> **Required action**
Please copy each line of the records below that includes the word "user".

> **Recorded data**
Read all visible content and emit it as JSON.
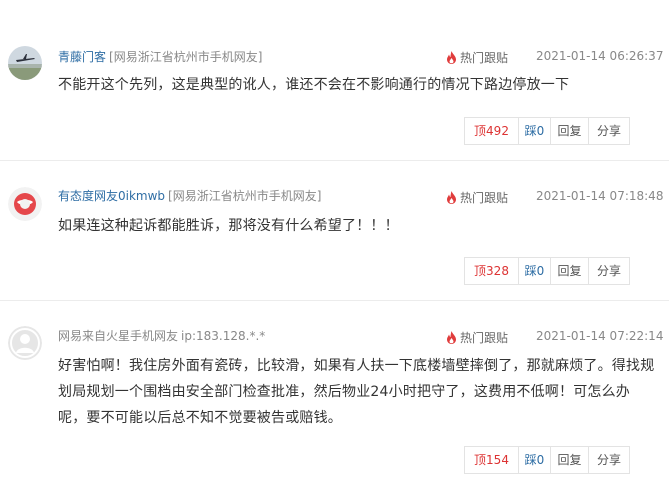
{
  "comments": [
    {
      "user": "青藤门客",
      "location": "[网易浙江省杭州市手机网友]",
      "hot_label": "热门跟贴",
      "time": "2021-01-14 06:26:37",
      "text": "不能开这个先列，这是典型的讹人，谁还不会在不影响通行的情况下路边停放一下",
      "up": "顶492",
      "down": "踩0",
      "reply": "回复",
      "share": "分享"
    },
    {
      "user": "有态度网友0ikmwb",
      "location": "[网易浙江省杭州市手机网友]",
      "hot_label": "热门跟贴",
      "time": "2021-01-14 07:18:48",
      "text": "如果连这种起诉都能胜诉，那将没有什么希望了！！！",
      "up": "顶328",
      "down": "踩0",
      "reply": "回复",
      "share": "分享"
    },
    {
      "user": "网易来自火星手机网友",
      "location": "ip:183.128.*.*",
      "hot_label": "热门跟贴",
      "time": "2021-01-14 07:22:14",
      "text": "好害怕啊！我住房外面有瓷砖，比较滑，如果有人扶一下底楼墙壁摔倒了，那就麻烦了。得找规划局规划一个围档由安全部门检查批准，然后物业24小时把守了，这费用不低啊！可怎么办呢，要不可能以后总不知不觉要被告或赔钱。",
      "up": "顶154",
      "down": "踩0",
      "reply": "回复",
      "share": "分享"
    }
  ],
  "colors": {
    "link": "#2e6da4",
    "up": "#dd3333",
    "flame": "#e03c3c",
    "muted": "#888888"
  },
  "icons": [
    "avatar-photo",
    "avatar-netease-logo",
    "avatar-default-user",
    "flame-icon"
  ]
}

> **Solution to this exercise**
      "user": "青藤门客",
      "user": "有态度网友0ikmwb",
      "user": "网易来自火星手机网友",
    "avatar-default-user",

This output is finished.